In the wake of the recent tragedy in Orlando, many of us are finding ourselves experiencing some pretty intense emotions, which are leading to some pretty intense conversations. As we stand in the middle of the aftermath opinions are flying hard and fast. Sadly, some of the opinions being voiced on television and social media are quite hateful and violent. A lot of the hate is coming from the population in this country that purports to follow a religion of peace and love. It is truly astonishing to me to hear people who claim to follow the teachings of Christ, a practitioner of love and compassion, violently calling for and condoning the deaths of gay people across the country.
I cannot begin to comprehend the pain this causes our gay friends. Many of us who grew up in Christian homes may be feeling anger has well, as we are reminded of hurts from our past. But, as the venom and hate speech is spreading all around us, it is imperative that we do not fall into the trap of using hateful speech towards others. We have to watch our conversations at home, online, and with our friends to make sure that we aren’t just as guilty of using violent word ourselves.
I had a conversation on Facebook last night with a guy I barely know about the Orlando shooting. He was of the opinion that the slaughtered victims had gotten what they deserved, and that the real victims in this country are radical Christians, of which he is one. The conversation quickly became very terse. He began throwing insults at me, but I refused to indulge him. I knew that I had to take the high road and not give in to anger. It was tough, very tough.
My point in writing this not to hold myself up as some shining example. I’m just one guy. My point is that it’s hard not to give in to anger, but we can do it. We HAVE to do it. We have to stay strong in the midst of all this hate speech, especially those of us following the Buddha’s path. You might be familiar with the Buddha’s saying that we will not be punished for our anger, but BY our anger. Giving in to anger will only bite us in the ass later. And then there is the wonderful quote from Nelson Mandela that “resentment is like drinking poison and then hoping it will kill our enemies.”

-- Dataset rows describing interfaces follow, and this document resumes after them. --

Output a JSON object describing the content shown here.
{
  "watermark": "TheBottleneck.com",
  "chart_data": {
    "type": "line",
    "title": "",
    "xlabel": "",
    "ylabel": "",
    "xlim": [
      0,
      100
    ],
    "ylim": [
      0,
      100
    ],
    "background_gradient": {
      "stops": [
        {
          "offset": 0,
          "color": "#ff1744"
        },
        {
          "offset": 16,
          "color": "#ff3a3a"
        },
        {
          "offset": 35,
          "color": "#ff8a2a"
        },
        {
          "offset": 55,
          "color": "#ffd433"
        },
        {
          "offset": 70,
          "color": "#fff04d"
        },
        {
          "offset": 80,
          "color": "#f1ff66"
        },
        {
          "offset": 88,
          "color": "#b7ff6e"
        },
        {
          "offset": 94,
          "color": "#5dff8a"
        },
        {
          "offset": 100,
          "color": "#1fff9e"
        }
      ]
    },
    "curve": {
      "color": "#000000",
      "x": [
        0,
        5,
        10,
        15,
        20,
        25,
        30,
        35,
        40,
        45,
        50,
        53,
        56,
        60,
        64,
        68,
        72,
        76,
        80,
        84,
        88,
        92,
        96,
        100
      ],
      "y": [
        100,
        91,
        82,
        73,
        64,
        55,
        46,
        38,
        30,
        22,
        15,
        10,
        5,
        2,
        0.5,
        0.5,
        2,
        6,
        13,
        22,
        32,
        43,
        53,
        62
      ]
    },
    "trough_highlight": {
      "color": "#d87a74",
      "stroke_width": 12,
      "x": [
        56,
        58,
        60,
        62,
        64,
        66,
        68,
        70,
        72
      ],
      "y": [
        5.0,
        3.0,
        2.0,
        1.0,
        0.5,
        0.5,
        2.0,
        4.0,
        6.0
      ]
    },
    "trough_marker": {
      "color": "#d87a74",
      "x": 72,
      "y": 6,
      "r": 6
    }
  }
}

We can’t give in to anger and resentment. If you find yourself having one of these charged conversations, try to breathe. In and out. Don’t drink the poison. It will only come back to haunt you later. In these conversations I try to breathe and cultivate bodichitta as best I can. It works. If I can do it so can you.